══ Material supplied ══

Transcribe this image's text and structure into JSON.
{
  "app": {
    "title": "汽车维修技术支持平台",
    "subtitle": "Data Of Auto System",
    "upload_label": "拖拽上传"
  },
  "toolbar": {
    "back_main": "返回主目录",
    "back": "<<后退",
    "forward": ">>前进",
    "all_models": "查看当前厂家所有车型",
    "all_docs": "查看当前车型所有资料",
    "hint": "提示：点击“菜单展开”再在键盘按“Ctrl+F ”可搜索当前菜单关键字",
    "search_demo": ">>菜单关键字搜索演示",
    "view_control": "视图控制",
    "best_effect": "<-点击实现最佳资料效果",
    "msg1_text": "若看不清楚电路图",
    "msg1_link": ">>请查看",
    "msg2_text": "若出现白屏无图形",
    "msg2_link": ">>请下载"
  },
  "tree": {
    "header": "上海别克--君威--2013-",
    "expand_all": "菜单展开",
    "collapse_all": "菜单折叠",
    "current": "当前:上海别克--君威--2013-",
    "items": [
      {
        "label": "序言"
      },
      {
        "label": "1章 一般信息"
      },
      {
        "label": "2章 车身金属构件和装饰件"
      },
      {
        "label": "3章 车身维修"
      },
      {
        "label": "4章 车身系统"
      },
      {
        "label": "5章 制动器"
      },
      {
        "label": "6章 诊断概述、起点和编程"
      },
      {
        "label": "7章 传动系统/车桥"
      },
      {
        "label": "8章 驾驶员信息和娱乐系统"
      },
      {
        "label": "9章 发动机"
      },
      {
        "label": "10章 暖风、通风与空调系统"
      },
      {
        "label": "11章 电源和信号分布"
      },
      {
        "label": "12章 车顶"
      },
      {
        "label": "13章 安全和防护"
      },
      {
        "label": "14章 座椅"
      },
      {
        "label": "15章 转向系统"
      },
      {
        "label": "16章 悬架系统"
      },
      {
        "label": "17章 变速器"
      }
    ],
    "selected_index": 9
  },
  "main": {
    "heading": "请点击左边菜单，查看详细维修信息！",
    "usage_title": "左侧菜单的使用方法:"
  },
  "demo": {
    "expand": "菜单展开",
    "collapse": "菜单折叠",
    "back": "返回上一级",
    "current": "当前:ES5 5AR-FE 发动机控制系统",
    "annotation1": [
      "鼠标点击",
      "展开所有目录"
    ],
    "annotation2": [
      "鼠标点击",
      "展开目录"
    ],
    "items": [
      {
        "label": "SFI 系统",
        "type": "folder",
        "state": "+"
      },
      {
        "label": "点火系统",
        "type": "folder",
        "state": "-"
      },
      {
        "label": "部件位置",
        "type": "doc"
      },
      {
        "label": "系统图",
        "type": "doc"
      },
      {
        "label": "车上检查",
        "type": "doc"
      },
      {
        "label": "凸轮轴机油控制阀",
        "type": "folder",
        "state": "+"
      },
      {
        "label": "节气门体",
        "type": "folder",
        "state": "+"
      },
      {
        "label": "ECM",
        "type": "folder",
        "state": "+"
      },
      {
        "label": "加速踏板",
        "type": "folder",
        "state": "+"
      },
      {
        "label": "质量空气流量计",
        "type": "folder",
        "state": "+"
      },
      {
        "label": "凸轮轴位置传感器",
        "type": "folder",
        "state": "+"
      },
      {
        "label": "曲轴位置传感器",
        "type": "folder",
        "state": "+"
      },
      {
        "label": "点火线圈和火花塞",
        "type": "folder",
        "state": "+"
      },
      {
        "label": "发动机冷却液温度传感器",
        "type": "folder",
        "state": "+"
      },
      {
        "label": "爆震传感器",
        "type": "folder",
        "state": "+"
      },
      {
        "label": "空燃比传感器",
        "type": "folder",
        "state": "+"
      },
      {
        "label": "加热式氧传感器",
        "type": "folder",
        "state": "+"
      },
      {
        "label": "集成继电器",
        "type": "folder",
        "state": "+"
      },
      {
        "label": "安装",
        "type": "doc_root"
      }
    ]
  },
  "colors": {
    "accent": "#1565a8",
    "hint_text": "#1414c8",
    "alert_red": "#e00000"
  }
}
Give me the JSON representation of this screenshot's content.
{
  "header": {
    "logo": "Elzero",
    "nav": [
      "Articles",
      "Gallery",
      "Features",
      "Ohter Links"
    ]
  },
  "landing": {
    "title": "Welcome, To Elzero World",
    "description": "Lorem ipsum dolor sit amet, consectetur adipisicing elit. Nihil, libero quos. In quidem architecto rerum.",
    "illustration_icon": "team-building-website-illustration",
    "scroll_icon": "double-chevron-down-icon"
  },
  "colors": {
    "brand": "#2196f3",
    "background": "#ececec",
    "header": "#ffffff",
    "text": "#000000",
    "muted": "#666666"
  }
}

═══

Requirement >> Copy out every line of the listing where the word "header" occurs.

Response to the exercise >>
    "header": "上海别克--君威--2013-",
  "header": {
    "header": "#ffffff",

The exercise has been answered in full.